RFA: You said that victim countries like the Philippines need to speak up soon and condemn China’s violations. So in your opinion, is it too late for the Philippines to speak up about the Whitsun Reef incident when it was discovered that the Chinese fishing vessel had been anchored 2 weeks earlier?
Ph.D. Alexander Vuving: I think the Philippines speaking up like that is not necessarily late because the country doesn’t always know what’s going on until they go on patrol. In addition, when the number of Chinese ships is only a small number, 5,7,10 or 20 ships, it is not very appropriate to speak up because it is not clear, not worth mentioning.
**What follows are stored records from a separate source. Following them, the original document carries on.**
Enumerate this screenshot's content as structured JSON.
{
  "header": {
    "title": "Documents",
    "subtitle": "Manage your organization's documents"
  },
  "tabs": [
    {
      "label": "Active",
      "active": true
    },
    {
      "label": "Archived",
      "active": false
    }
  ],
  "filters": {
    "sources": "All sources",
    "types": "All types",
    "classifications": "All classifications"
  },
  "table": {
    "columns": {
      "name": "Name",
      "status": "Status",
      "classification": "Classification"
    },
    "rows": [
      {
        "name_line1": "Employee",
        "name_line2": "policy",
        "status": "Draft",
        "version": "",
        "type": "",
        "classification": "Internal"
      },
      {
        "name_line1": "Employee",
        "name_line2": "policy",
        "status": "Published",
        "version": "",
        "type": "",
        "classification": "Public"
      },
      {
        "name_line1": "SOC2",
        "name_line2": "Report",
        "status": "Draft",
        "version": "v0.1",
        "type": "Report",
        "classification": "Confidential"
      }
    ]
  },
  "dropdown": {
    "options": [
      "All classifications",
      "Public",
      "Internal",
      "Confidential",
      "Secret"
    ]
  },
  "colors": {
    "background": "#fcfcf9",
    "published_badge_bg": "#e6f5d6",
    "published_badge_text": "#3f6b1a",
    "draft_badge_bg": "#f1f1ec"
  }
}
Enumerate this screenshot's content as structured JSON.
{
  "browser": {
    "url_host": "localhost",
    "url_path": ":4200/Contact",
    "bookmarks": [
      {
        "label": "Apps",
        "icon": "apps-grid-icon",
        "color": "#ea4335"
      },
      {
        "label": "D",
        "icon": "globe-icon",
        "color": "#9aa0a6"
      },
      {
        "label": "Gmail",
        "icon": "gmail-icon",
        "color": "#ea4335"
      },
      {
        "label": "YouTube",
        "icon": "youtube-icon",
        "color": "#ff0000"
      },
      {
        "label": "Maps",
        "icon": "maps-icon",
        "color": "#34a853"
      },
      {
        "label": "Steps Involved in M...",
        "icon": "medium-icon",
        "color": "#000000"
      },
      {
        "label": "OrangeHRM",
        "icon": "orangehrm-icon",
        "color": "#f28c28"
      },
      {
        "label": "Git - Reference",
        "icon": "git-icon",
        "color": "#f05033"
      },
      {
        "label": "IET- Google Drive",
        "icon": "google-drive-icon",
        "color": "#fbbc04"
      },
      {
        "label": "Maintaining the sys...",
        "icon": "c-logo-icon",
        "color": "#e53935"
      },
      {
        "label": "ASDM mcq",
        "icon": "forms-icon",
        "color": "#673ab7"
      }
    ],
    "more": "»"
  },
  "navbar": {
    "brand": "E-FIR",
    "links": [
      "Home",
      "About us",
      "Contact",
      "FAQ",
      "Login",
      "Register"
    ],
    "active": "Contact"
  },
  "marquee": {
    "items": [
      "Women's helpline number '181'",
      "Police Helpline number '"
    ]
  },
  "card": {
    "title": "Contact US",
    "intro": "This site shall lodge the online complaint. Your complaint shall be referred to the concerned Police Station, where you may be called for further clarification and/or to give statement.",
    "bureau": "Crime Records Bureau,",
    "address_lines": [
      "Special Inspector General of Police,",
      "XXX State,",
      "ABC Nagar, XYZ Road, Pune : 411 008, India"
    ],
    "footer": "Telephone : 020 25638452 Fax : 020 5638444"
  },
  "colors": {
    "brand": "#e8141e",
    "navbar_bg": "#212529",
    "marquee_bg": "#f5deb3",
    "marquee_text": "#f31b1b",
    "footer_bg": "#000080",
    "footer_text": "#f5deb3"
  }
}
“Smaller claimant states in the South China Sea need to increase their maritime awareness capacity to be able to know all ships and aircraft operating in their exclusive economic zone. They need to be determined not to allow any foreign ships to operate illegally in their exclusive economic zone. Vietnam, the Philippines, and Malaysia need to agree on this principle. Violations need to be widely publicized and other countries need to focus on condemning violations against the exclusive economic zone of any country from the coast of that country”- Ms. Bonnie Glaser – Advisor Senior Asia and Project Manager China Power at the Center for Strategic and International Studies (CSIS)
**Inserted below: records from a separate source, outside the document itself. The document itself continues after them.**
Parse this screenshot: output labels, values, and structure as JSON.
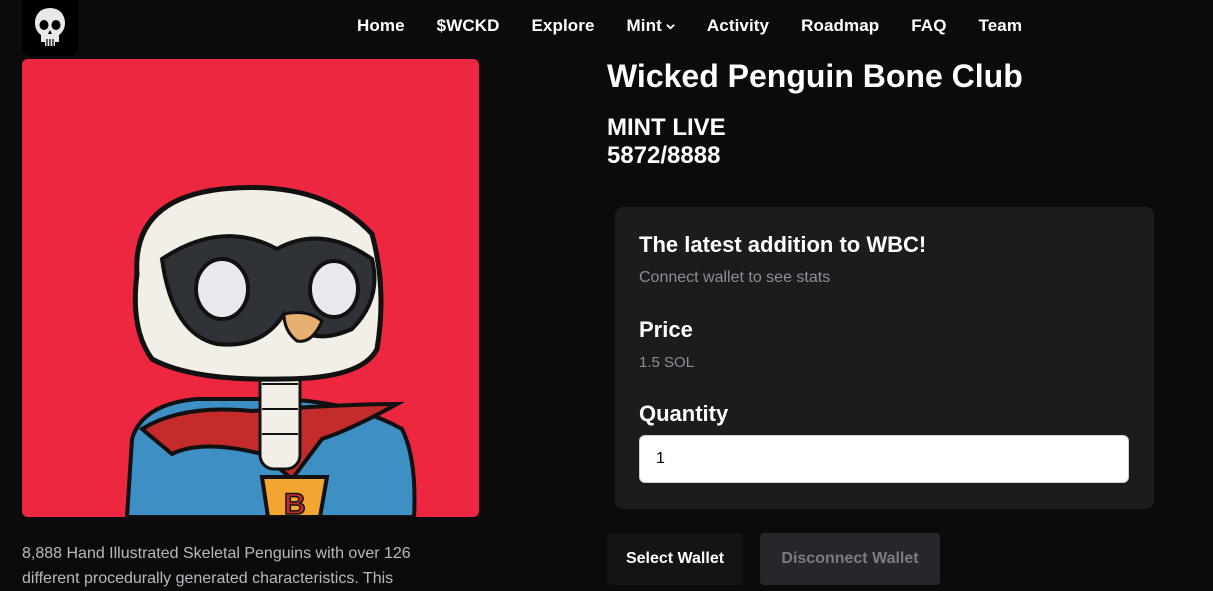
{
  "nav": {
    "items": [
      {
        "label": "Home"
      },
      {
        "label": "$WCKD"
      },
      {
        "label": "Explore"
      },
      {
        "label": "Mint",
        "has_dropdown": true
      },
      {
        "label": "Activity"
      },
      {
        "label": "Roadmap"
      },
      {
        "label": "FAQ"
      },
      {
        "label": "Team"
      }
    ],
    "logo_icon": "skull-icon"
  },
  "hero": {
    "image_icon": "skeletal-penguin-superhero-art",
    "background_color": "#ee2740",
    "description": "8,888 Hand Illustrated Skeletal Penguins with over 126 different procedurally generated characteristics. This"
  },
  "collection": {
    "title": "Wicked Penguin Bone Club",
    "status": "MINT LIVE",
    "minted": "5872/8888"
  },
  "mint_card": {
    "heading": "The latest addition to WBC!",
    "subheading": "Connect wallet to see stats",
    "price_label": "Price",
    "price_value": "1.5 SOL",
    "quantity_label": "Quantity",
    "quantity_value": "1"
  },
  "wallet": {
    "select_label": "Select Wallet",
    "disconnect_label": "Disconnect Wallet"
  }
}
RFA: In your opinion, this tactic has caused difficulties and disadvantages for the disputing countries concerned as well as to the intervention of great powers, including the US?
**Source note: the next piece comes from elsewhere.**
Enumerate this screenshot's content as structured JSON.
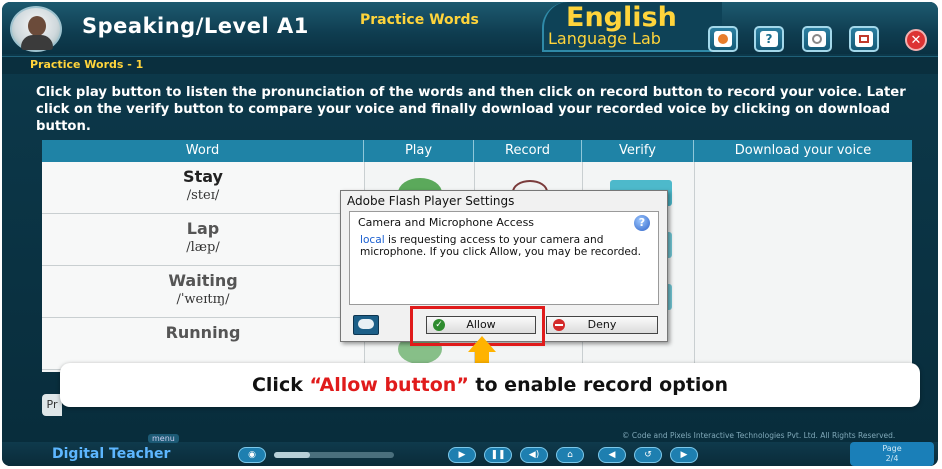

Ph.D. Alexander Vuving: In my opinion, the disputing countries and the powers involved have the disadvantage that they have not prepared well for the gray zone strategy and the People’s War at Sea while these are the strengths and traditions of China. For example, with the exception of Vietnam, all countries currently do not have a maritime militia because they are bound by their own military doctrine and law, and thus are incapable of deterring China in the gray area. Although Vietnam has a marine militia, this force is still small because it was only established about a decade ago.
Thus, it can be seen that in terms of regular military force, in part, the US can deterrence thanks to aircraft carriers, submarines, missiles, but it cannot deter China in the Gray Zone. The nature of the gray area is to “circumvent the rules” so it is difficult to properly use “rules” to play.
RFA: The US has had a lesson in Scarborough and knows very well the nature of the gray zone war. In your opinion, if the US really wants to improve the situation in the South China Sea, what should it do?
PhD. Alexander Vuving: Actually, under the administration of President Trump, there was a US general who once declared that he would treat Chinese civilian ships and coast guard ships like it would for military ships. But that is only a temporary statement and is not feasible to be turned into policy because it entangles many legal barriers. It can be said that the US has not taken great steps to deal with the gray area tactics as well as the ability to participate in the gray zone tactics of the US is still weak.
Even so, I think the US can still do some things to improve the regional situation.
First, the US can promote maritime police cooperation with coastal countries like Vietnam and the Philippines to help these countries improve their capacity to protect their legal waters.
Second, is to help these countries use high-tech tools (eg drones or other non-lethal objects) for reconnaissance and repulsion.
The third is to support Vietnam and the Philippines to develop their maritime militia. This may cause the US to face difficulties in terms of law, military doctrine (the US military doctrine has no concept of maritime militia), but if we want to deal effectively with China, the US must change. Its military doctrine.
RFA: Thank you very much!